But it was Snyder's lesser-known business — Tailgate, a sports-inspired apparel brand with a vintage, collegiate feel that he launched with his family in 1997 — that appears to be American Eagle's real target in the acquisition. Tailgate is sold both online and adjacent to the University of Iowa campus in Iowa City, offering a selection of campus-branded merchandise, like graphic-printed tees and sweatshirts, that's a little more stylish than what you'd find at a typical campus bookstore. American Eagle jeans and other apparel will soon be integrated into the retail offering, Snyder says.
Between the rise of fast-fashion brands, the declining purchasing power of American teenagers and the ongoing decline in US mall traffic, American Eagle has had a tough couple of years, though it's enjoyed a sales turnaround in recent quarters. Tailgate could allow the Pittsburgh-based company to expand its retail footprint into more college campuses, taking a slice of the market currently occupied by the aforementioned campus bookstores. The retailer plans to open two to three Tailgate stores next year, eventually increasing that number to more than 200, a spokesperson said. A standalone Todd Snyder store in New York is also in the works.
As part of the deal, Snyder, who once served as senior vice president of menswear at J.Crew and director of menswear at Gap, will be joining American Eagle as executive vice president, reporting to Chad Kessler, global brand president of American Eagle.
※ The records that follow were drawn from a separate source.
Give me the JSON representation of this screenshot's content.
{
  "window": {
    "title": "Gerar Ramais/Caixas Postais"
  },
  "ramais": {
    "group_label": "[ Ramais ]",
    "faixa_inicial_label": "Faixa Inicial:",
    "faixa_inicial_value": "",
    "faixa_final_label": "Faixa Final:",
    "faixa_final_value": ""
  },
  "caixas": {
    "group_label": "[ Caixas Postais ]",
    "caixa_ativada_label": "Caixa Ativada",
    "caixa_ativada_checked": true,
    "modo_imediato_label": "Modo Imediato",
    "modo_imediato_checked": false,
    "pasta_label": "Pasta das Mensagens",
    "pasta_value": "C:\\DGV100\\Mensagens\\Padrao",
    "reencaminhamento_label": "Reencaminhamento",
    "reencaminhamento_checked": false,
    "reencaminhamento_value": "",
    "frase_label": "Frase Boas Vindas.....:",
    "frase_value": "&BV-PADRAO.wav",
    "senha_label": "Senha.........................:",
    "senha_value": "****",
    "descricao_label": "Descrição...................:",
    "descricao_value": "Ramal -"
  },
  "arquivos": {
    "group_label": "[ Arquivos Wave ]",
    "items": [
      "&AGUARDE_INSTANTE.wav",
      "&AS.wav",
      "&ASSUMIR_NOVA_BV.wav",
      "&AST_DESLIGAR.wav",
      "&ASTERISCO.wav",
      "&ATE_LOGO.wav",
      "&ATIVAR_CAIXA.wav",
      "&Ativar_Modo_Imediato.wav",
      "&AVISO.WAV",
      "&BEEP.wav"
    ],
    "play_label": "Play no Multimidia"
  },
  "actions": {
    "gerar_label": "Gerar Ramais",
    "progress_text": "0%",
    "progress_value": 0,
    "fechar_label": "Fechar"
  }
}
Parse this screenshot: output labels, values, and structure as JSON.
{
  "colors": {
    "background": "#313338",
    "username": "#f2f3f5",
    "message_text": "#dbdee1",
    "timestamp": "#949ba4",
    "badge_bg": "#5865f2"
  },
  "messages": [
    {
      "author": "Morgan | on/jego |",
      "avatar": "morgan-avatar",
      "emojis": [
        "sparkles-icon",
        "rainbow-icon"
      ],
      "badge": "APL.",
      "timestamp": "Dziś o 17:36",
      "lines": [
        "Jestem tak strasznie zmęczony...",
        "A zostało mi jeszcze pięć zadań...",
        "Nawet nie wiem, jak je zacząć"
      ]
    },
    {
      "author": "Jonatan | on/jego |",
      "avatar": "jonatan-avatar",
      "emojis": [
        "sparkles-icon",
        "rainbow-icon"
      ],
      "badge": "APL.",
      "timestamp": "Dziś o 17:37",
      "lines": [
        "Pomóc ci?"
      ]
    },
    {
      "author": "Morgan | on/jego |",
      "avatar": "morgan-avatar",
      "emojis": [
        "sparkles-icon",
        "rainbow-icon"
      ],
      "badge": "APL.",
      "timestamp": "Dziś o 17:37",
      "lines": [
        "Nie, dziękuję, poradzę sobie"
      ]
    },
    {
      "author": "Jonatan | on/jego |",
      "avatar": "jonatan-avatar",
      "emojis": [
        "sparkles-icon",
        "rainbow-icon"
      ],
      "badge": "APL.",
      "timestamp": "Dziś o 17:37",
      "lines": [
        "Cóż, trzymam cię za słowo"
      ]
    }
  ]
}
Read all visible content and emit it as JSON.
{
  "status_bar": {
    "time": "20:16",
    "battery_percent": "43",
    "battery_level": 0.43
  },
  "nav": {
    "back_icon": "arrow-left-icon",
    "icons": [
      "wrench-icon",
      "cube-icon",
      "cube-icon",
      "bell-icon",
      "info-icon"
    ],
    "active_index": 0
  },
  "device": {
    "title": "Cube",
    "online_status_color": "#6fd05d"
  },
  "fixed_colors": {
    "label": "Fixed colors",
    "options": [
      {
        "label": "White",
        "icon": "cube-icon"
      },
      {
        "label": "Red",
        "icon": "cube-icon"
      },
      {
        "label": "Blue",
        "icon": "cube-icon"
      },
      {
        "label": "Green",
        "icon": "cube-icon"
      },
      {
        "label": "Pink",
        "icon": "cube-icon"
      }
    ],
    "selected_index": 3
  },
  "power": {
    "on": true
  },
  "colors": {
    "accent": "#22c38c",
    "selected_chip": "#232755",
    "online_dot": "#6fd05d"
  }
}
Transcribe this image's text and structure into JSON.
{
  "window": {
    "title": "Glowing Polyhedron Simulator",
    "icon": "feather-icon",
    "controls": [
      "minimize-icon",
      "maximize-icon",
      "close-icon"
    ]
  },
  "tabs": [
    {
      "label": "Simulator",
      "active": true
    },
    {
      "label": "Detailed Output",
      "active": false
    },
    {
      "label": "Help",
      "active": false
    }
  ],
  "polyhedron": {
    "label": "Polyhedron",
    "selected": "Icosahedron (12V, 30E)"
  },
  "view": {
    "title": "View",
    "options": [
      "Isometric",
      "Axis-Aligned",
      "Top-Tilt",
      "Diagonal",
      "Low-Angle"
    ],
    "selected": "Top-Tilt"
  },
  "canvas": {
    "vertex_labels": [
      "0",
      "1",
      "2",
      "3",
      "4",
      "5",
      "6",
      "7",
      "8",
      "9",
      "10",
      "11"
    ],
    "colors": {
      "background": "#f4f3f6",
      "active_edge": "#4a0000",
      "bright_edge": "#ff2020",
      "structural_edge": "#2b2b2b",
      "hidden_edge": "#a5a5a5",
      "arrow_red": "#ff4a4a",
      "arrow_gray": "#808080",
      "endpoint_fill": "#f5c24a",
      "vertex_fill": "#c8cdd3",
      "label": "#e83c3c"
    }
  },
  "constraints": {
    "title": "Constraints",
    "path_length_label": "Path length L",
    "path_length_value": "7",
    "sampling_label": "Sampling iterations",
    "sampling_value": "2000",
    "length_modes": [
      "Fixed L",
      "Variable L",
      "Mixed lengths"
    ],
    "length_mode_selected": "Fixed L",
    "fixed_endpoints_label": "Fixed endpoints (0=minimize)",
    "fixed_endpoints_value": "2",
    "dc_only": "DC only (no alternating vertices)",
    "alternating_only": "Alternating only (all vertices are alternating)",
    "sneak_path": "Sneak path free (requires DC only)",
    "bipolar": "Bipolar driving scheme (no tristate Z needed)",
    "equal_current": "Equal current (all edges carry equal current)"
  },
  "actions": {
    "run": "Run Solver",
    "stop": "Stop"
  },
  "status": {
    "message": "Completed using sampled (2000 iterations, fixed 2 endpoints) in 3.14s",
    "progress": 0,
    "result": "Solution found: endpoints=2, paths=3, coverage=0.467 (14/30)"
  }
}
Jimmy Olson, who has served as president and CEO of Todd Snyder and Tailgate for the past four and a half years, is also joining the company as vice president, where he will continue to lead the day-to-day operations of both brands.
In conjunction with the acquisition announcement, American Eagle announced that comparable sales are up 9 percent so far in the third quarter, and raised its earnings-per-share estimate from $0.28-$0.31 per share to $0.34 per share. Jay Schottenstein, interim CEO of American Eagle, attributed the better-than-expected growth to product enhancements at its American Eagle and Aerie brands, as well as greater sell-throughs at full price. Investors, however, were unmoved, with shares of American Eagle trading flat Tuesday morning.